Still, I became more lax at the one-year mark, allowing some takeout and refined treats on occasion, because I just. couldn’t. do. it. anymore. I buy about half organic and half conventional food now, and rely on some pre-cooked meats and pre-packaged salads and snacks, but I’m still gluten-, dairy-, and sugar-free (save a square of 85-percent dark chocolate in the afternoon).
While I know it’s valuable to continue to use the dietary knowledge I’ve gained, I also recognize the importance of keeping my mental, emotional, and financial health a priority—which means not allowing my diet to isolate me from friends or put me in the poorhouse, and not planning my day solely around my meals. Health means more than just eating healthy food. Now I’m trying to live with everything in moderation.
- Are organic foods safer or healthier than conventional alternatives?: a systematic review. Smith-Spangler C, Brandeau ML, Hunter GE. Annals of internal medicine, 2012, Nov.;157(5):1539-3704.
Higher antioxidant and lower cadmium concentrations and lower incidence of pesticide residues in organically grown crops: a systematic literature review and meta-analyses. Barański M, Srednicka-Tober D, Volakakis N. The British journal of nutrition, 2014, Jun.;112(5):1475-2662.
- Effect of occupational polychlorinated biphenyls exposure on quality-adjusted life years over time at the HELPcB surveillance program. Esser A, Gaum PM, Schettgen T. Journal of toxicology and environmental health.

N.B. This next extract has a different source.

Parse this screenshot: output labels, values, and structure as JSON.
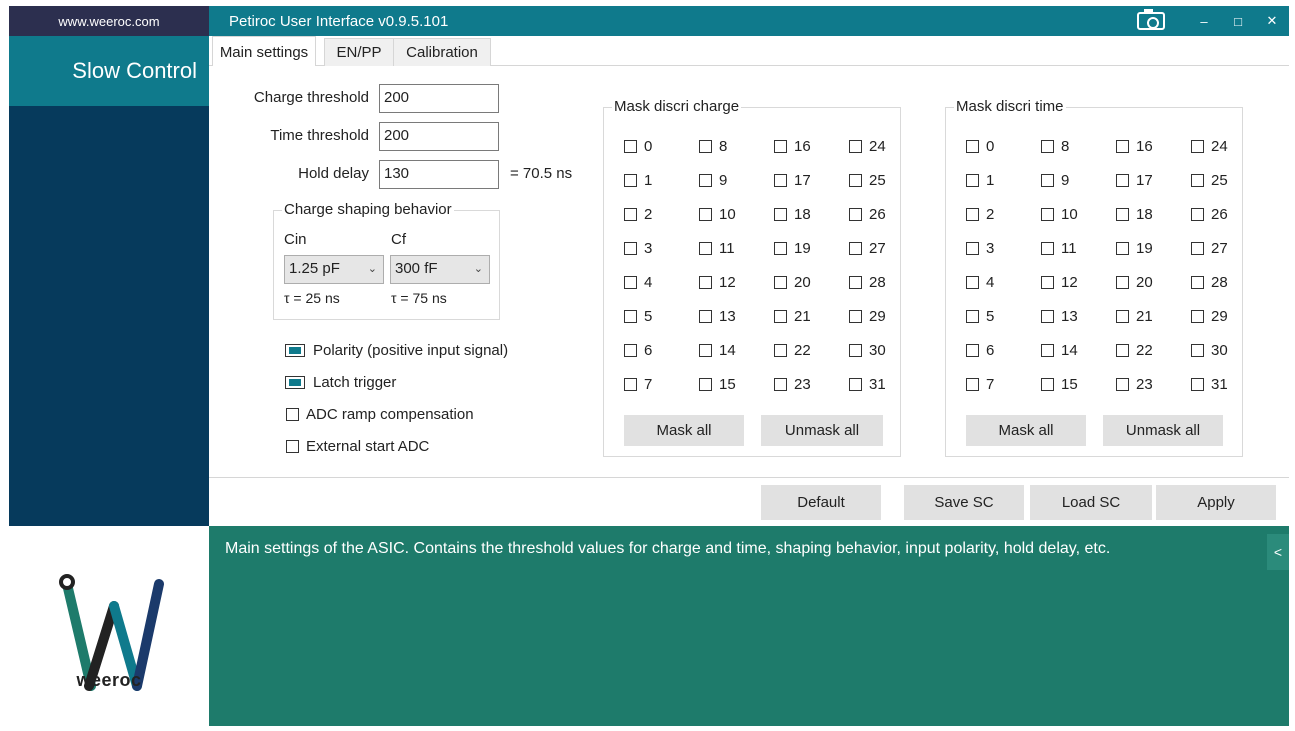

Part A, 2015, Jan.;78(2):1528-7394.
Case-control study of breast cancer and exposure to synthetic environmental chemicals among Alaska Native women. Holmes AK, Koller KR, Kieszak SM. International journal of circumpolar health, 2014, Nov.;73():2242-3982.
Persistent organic pollutants in young adults and changes in glucose related metabolism over a 23-year follow-up. Suarez-Lopez JR, Lee DH, Porta M. Environmental research, 2015, Feb.;137():1096-0953.